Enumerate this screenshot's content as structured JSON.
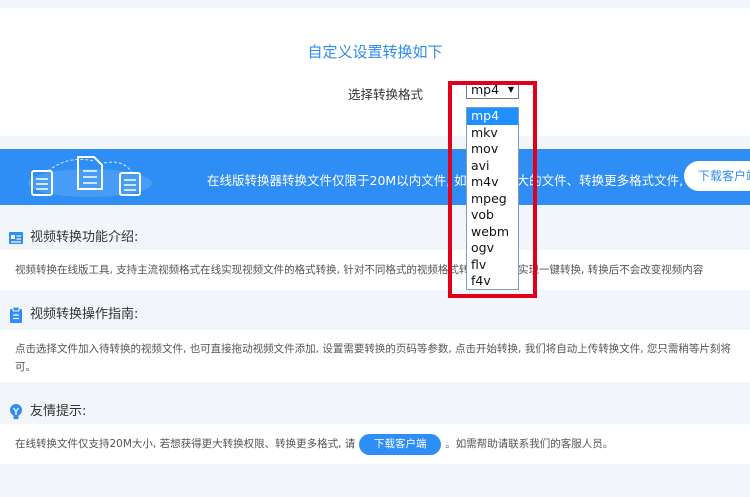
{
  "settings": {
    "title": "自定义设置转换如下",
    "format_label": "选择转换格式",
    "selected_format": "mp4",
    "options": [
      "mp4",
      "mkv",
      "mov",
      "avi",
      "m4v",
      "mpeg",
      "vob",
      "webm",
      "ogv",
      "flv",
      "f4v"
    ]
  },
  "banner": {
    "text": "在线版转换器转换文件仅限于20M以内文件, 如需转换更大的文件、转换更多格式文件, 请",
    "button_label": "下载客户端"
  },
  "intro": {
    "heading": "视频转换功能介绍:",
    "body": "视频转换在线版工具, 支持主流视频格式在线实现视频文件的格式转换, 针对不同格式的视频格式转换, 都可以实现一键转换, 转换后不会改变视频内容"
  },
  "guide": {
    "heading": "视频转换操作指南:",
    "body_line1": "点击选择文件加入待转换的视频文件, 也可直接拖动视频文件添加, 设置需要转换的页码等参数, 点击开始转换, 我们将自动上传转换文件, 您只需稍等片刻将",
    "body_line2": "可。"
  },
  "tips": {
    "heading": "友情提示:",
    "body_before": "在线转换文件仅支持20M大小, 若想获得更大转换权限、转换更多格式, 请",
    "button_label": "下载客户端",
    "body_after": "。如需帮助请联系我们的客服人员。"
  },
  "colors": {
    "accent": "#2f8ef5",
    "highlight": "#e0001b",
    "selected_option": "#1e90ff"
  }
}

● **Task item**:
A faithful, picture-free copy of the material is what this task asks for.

● **Result of the exercise**:
Enumerate this screenshot's content as structured JSON.
{
  "settings": {
    "title": "自定义设置转换如下",
    "format_label": "选择转换格式",
    "selected_format": "mp4",
    "options": [
      "mp4",
      "mkv",
      "mov",
      "avi",
      "m4v",
      "mpeg",
      "vob",
      "webm",
      "ogv",
      "flv",
      "f4v"
    ]
  },
  "banner": {
    "text": "在线版转换器转换文件仅限于20M以内文件, 如需转换更大的文件、转换更多格式文件, 请",
    "button_label": "下载客户端"
  },
  "intro": {
    "heading": "视频转换功能介绍:",
    "body": "视频转换在线版工具, 支持主流视频格式在线实现视频文件的格式转换, 针对不同格式的视频格式转换, 都可以实现一键转换, 转换后不会改变视频内容"
  },
  "guide": {
    "heading": "视频转换操作指南:",
    "body_line1": "点击选择文件加入待转换的视频文件, 也可直接拖动视频文件添加, 设置需要转换的页码等参数, 点击开始转换, 我们将自动上传转换文件, 您只需稍等片刻将",
    "body_line2": "可。"
  },
  "tips": {
    "heading": "友情提示:",
    "body_before": "在线转换文件仅支持20M大小, 若想获得更大转换权限、转换更多格式, 请",
    "button_label": "下载客户端",
    "body_after": "。如需帮助请联系我们的客服人员。"
  },
  "colors": {
    "accent": "#2f8ef5",
    "highlight": "#e0001b",
    "selected_option": "#1e90ff"
  }
}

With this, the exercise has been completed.